## Exercise brief
Locate and copy each line in the data that contains the word "presentacion".
[[ Data open ]]
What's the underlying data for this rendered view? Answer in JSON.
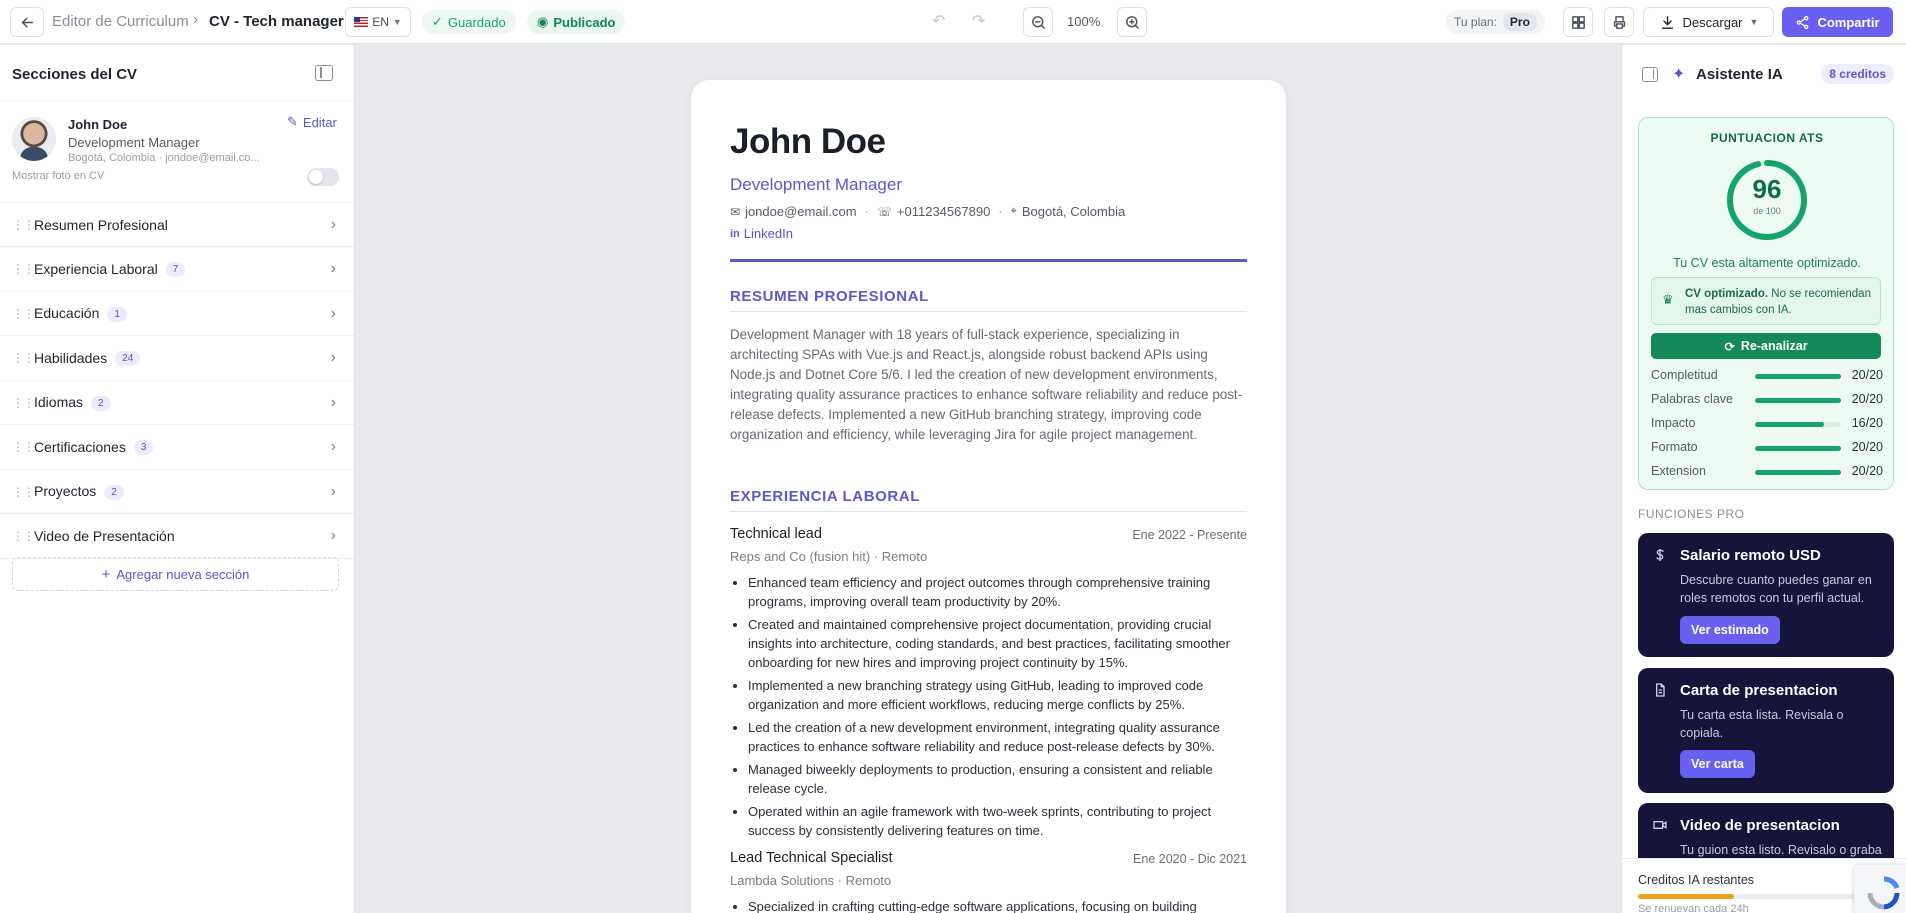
{
  "header": {
    "crumb_parent": "Editor de Curriculum",
    "crumb_current": "CV - Tech manager",
    "lang": "EN",
    "saved": "Guardado",
    "published": "Publicado",
    "zoom": "100%",
    "plan_label": "Tu plan:",
    "plan_value": "Pro",
    "download": "Descargar",
    "share": "Compartir"
  },
  "sidebar": {
    "title": "Secciones del CV",
    "profile": {
      "name": "John Doe",
      "role": "Development Manager",
      "location": "Bogotá, Colombia · jondoe@email.co...",
      "edit": "Editar",
      "photo_toggle": "Mostrar foto en CV"
    },
    "sections": [
      {
        "label": "Resumen Profesional",
        "count": ""
      },
      {
        "label": "Experiencia Laboral",
        "count": "7"
      },
      {
        "label": "Educación",
        "count": "1"
      },
      {
        "label": "Habilidades",
        "count": "24"
      },
      {
        "label": "Idiomas",
        "count": "2"
      },
      {
        "label": "Certificaciones",
        "count": "3"
      },
      {
        "label": "Proyectos",
        "count": "2"
      },
      {
        "label": "Video de Presentación",
        "count": ""
      }
    ],
    "add_section": "Agregar nueva sección"
  },
  "cv": {
    "name": "John Doe",
    "title": "Development Manager",
    "email": "jondoe@email.com",
    "phone": "+011234567890",
    "location": "Bogotá, Colombia",
    "linkedin": "LinkedIn",
    "sep": "·",
    "summary_heading": "RESUMEN PROFESIONAL",
    "summary": "Development Manager with 18 years of full-stack experience, specializing in architecting SPAs with Vue.js and React.js, alongside robust backend APIs using Node.js and Dotnet Core 5/6. I led the creation of new development environments, integrating quality assurance practices to enhance software reliability and reduce post-release defects. Implemented a new GitHub branching strategy, improving code organization and efficiency, while leveraging Jira for agile project management.",
    "experience_heading": "EXPERIENCIA LABORAL",
    "jobs": [
      {
        "title": "Technical lead",
        "dates": "Ene 2022 - Presente",
        "company": "Reps and Co (fusion hit) · Remoto",
        "bullets": [
          "Enhanced team efficiency and project outcomes through comprehensive training programs, improving overall team productivity by 20%.",
          "Created and maintained comprehensive project documentation, providing crucial insights into architecture, coding standards, and best practices, facilitating smoother onboarding for new hires and improving project continuity by 15%.",
          "Implemented a new branching strategy using GitHub, leading to improved code organization and more efficient workflows, reducing merge conflicts by 25%.",
          "Led the creation of a new development environment, integrating quality assurance practices to enhance software reliability and reduce post-release defects by 30%.",
          "Managed biweekly deployments to production, ensuring a consistent and reliable release cycle.",
          "Operated within an agile framework with two-week sprints, contributing to project success by consistently delivering features on time."
        ]
      },
      {
        "title": "Lead Technical Specialist",
        "dates": "Ene 2020 - Dic 2021",
        "company": "Lambda Solutions · Remoto",
        "bullets": [
          "Specialized in crafting cutting-edge software applications, focusing on building"
        ]
      }
    ]
  },
  "assistant": {
    "title": "Asistente IA",
    "credits": "8 creditos",
    "ats_label": "PUNTUACION ATS",
    "score": "96",
    "score_of": "de 100",
    "score_value": 96,
    "optimized_msg": "Tu CV esta altamente optimizado.",
    "note_bold": "CV optimizado.",
    "note_rest": " No se recomiendan mas cambios con IA.",
    "reanalyze": "Re-analizar",
    "metrics": [
      {
        "label": "Completitud",
        "value": "20/20",
        "fraction": 1
      },
      {
        "label": "Palabras clave",
        "value": "20/20",
        "fraction": 1
      },
      {
        "label": "Impacto",
        "value": "16/20",
        "fraction": 0.8
      },
      {
        "label": "Formato",
        "value": "20/20",
        "fraction": 1
      },
      {
        "label": "Extension",
        "value": "20/20",
        "fraction": 1
      }
    ],
    "pro_heading": "FUNCIONES PRO",
    "pro": [
      {
        "title": "Salario remoto USD",
        "desc": "Descubre cuanto puedes ganar en roles remotos con tu perfil actual.",
        "button": "Ver estimado"
      },
      {
        "title": "Carta de presentacion",
        "desc": "Tu carta esta lista. Revisala o copiala.",
        "button": "Ver carta"
      },
      {
        "title": "Video de presentacion",
        "desc": "Tu guion esta listo. Revisalo o graba"
      }
    ],
    "credits_footer": "Creditos IA restantes",
    "renew": "Se renuevan cada 24h",
    "credits_fraction": 0.4
  },
  "colors": {
    "accent": "#6861f0",
    "cv_accent": "#5b57d1",
    "green": "#16a36a",
    "pro_bg": "#16143a"
  }
}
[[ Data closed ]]
## Answer to this problem
        "title": "Carta de presentacion",
        "title": "Video de presentacion",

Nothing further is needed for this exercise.